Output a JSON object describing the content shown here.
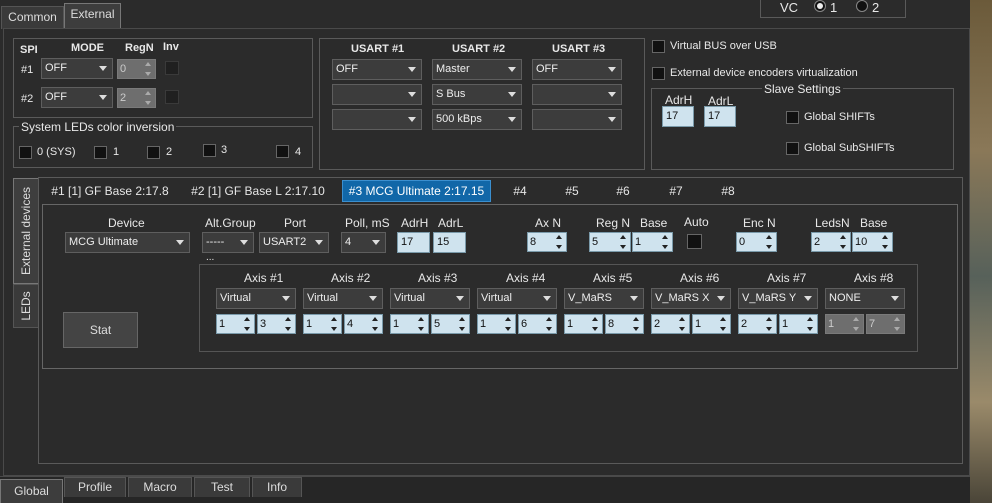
{
  "top_tabs": [
    "Common",
    "External"
  ],
  "vc": {
    "label": "VC",
    "options": [
      "1",
      "2"
    ]
  },
  "spi": {
    "title": "SPI",
    "mode_header": "MODE",
    "regn_header": "RegN",
    "inv_header": "Inv",
    "rows": [
      {
        "label": "#1",
        "mode": "OFF",
        "regn": "0"
      },
      {
        "label": "#2",
        "mode": "OFF",
        "regn": "2"
      }
    ]
  },
  "leds_inv": {
    "title": "System LEDs color inversion",
    "items": [
      "0 (SYS)",
      "1",
      "2",
      "3",
      "4"
    ]
  },
  "usart": {
    "headers": [
      "USART #1",
      "USART #2",
      "USART #3"
    ],
    "col1": [
      "OFF",
      "",
      ""
    ],
    "col2": [
      "Master",
      "S Bus",
      "500 kBps"
    ],
    "col3": [
      "OFF",
      "",
      ""
    ]
  },
  "virtual_bus": "Virtual BUS over USB",
  "ext_enc": "External device encoders virtualization",
  "slave": {
    "title": "Slave Settings",
    "adrh_label": "AdrH",
    "adrl_label": "AdrL",
    "adrh": "17",
    "adrl": "17",
    "global_shifts": "Global SHIFTs",
    "global_subshifts": "Global SubSHIFTs"
  },
  "side_tabs": [
    "External devices",
    "LEDs"
  ],
  "device_tabs": [
    "#1 [1] GF Base 2:17.8",
    "#2 [1] GF Base L 2:17.10",
    "#3 MCG Ultimate 2:17.15",
    "#4",
    "#5",
    "#6",
    "#7",
    "#8"
  ],
  "device": {
    "headers": {
      "device": "Device",
      "altgroup": "Alt.Group",
      "port": "Port",
      "poll": "Poll, mS",
      "adrh": "AdrH",
      "adrl": "AdrL",
      "axn": "Ax N",
      "regn": "Reg N",
      "base": "Base",
      "auto": "Auto",
      "encn": "Enc N",
      "ledsn": "LedsN",
      "base2": "Base"
    },
    "values": {
      "device": "MCG Ultimate",
      "altgroup": "-----",
      "ellipsis": "...",
      "port": "USART2",
      "poll": "4",
      "adrh": "17",
      "adrl": "15",
      "axn": "8",
      "regn": "5",
      "base": "1",
      "encn": "0",
      "ledsn": "2",
      "base2": "10"
    }
  },
  "axes": [
    {
      "label": "Axis #1",
      "type": "Virtual",
      "a": "1",
      "b": "3"
    },
    {
      "label": "Axis #2",
      "type": "Virtual",
      "a": "1",
      "b": "4"
    },
    {
      "label": "Axis #3",
      "type": "Virtual",
      "a": "1",
      "b": "5"
    },
    {
      "label": "Axis #4",
      "type": "Virtual",
      "a": "1",
      "b": "6"
    },
    {
      "label": "Axis #5",
      "type": "V_MaRS",
      "a": "1",
      "b": "8"
    },
    {
      "label": "Axis #6",
      "type": "V_MaRS X",
      "a": "2",
      "b": "1"
    },
    {
      "label": "Axis #7",
      "type": "V_MaRS Y",
      "a": "2",
      "b": "1"
    },
    {
      "label": "Axis #8",
      "type": "NONE",
      "a": "1",
      "b": "7"
    }
  ],
  "stat_button": "Stat",
  "bottom_tabs": [
    "Global",
    "Profile",
    "Macro",
    "Test",
    "Info"
  ]
}
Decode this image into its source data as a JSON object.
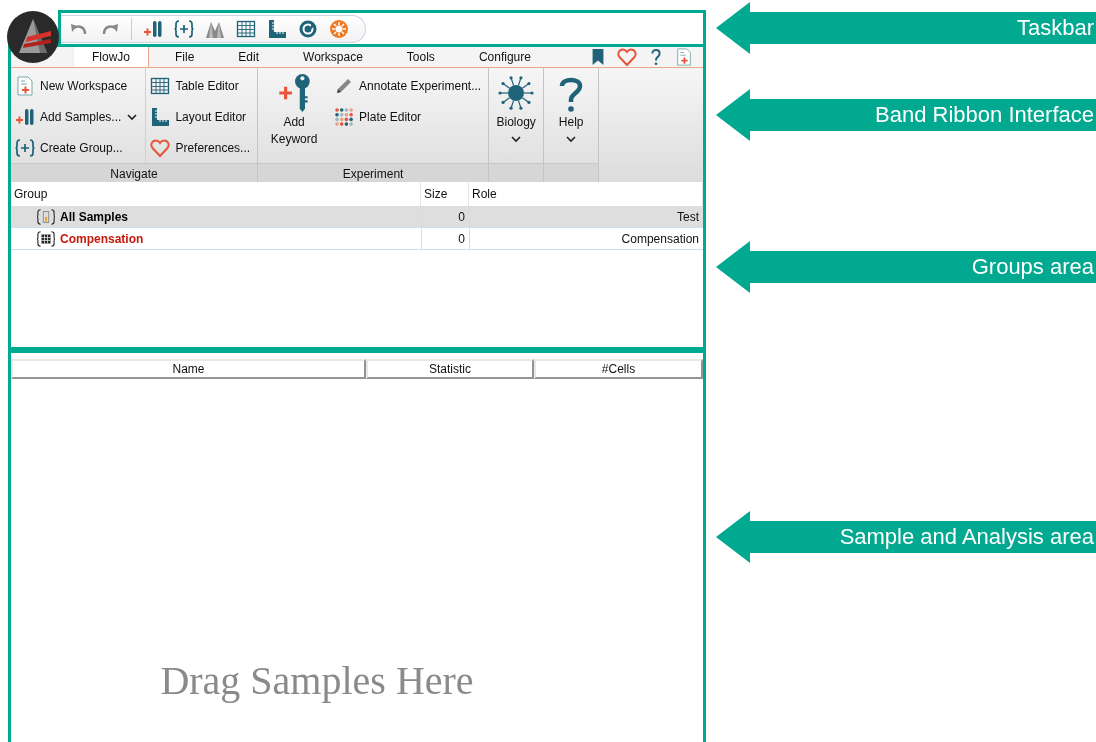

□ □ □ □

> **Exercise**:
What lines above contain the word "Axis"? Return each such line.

> **Response area**:
      "label": "Axis #1",
      "label": "Axis #2",
      "label": "Axis #3",
      "label": "Axis #4",
      "label": "Axis #5",
      "label": "Axis #6",
      "label": "Axis #7",
      "label": "Axis #8",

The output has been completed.